The new category is the result of the participation and support of CNA in this year’s Student Ethics Video Contest.

The contest is open to degree-seeking students at, or new graduates of, any ADA-accredited dental school who are 18 or older and U.S. citizens.  Entrants must also be ADA student members or members in good standing of the American Student Dental Association.

To qualify, videos should be no more than four and a half minutes and must portray the application of one or more principle, code or advisory opinion contained in the ADA Principles of Ethics and Code of Professional Conduct. To be eligible in the new category, the video should focus on ethical treatment promoting or enhancing patient safety and treatment outcomes.

CEBJA will announce the winners at the ADA 2015 — America’s Dental Meeting in Washington, D.C. For more information, contest rules and entry forms, contact Earl Sewell at sewelle@ada.org.

To view previous years’ winning videos, click here.

Win a Fitbit Flex office package through the Center for Professional Success

Looking to improve your fitness and the health of your staff? Member dentists have a chance to win a Fitbit Flex office package (six devices) by logging into the Center for Professional Success website and entering the monthly contest.

Center for Professional SuccessTo enter, simply log in with your user ID and password at Success.ADA.org, click the Fitbit image and register by April 30.

Last month, Brett Nelson, a dental student at the University of Colorado, won an Apple iPad Air.

The ADA Center for Professional Success is an ADA member-only interactive Web resource where dentists and dental students can find practice management information and decision support tools and applications, along with online and in-person executive management certificate and life mastery programs.

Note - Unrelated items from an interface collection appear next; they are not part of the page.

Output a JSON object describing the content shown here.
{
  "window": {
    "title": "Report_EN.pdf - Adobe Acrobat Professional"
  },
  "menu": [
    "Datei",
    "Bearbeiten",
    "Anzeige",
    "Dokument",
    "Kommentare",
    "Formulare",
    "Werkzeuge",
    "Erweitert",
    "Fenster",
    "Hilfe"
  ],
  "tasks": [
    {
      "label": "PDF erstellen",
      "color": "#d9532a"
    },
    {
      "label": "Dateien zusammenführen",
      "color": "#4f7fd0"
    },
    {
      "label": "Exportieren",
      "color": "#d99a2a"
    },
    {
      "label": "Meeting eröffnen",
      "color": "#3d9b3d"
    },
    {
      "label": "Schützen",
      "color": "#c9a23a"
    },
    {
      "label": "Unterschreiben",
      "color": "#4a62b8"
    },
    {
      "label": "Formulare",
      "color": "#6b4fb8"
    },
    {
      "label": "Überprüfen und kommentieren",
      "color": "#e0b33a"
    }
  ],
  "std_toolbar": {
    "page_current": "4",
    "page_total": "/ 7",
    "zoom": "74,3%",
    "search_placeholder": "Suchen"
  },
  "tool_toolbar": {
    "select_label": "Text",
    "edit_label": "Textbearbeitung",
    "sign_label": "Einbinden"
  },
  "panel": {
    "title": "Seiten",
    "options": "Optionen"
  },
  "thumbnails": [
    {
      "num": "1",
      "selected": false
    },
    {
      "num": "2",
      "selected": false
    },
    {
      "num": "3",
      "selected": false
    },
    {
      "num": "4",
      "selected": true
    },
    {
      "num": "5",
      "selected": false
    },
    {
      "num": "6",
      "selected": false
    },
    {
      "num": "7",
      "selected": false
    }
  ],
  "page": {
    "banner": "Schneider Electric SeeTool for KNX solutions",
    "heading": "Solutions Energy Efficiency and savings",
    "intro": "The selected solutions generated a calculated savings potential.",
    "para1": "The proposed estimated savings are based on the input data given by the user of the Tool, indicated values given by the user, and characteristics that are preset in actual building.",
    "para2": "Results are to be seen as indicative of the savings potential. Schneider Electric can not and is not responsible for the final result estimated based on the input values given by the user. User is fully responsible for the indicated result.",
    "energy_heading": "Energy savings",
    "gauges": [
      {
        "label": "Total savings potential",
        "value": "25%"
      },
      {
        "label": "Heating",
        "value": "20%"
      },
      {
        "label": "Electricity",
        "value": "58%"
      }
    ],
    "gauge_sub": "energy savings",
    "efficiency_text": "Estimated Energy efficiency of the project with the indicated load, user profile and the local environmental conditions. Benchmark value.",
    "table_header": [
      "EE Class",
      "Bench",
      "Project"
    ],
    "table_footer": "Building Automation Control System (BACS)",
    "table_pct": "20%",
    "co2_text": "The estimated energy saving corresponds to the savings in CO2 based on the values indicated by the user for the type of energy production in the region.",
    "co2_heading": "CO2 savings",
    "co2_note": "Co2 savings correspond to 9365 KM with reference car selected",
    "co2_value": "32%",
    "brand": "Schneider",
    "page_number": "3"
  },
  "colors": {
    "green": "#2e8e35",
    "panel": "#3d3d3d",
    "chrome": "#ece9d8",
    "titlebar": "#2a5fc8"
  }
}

Through the Center, dentists can discover relevant and impactful solutions to the business challenges they face every day in the office. Visit Success.ADA.org to learn more.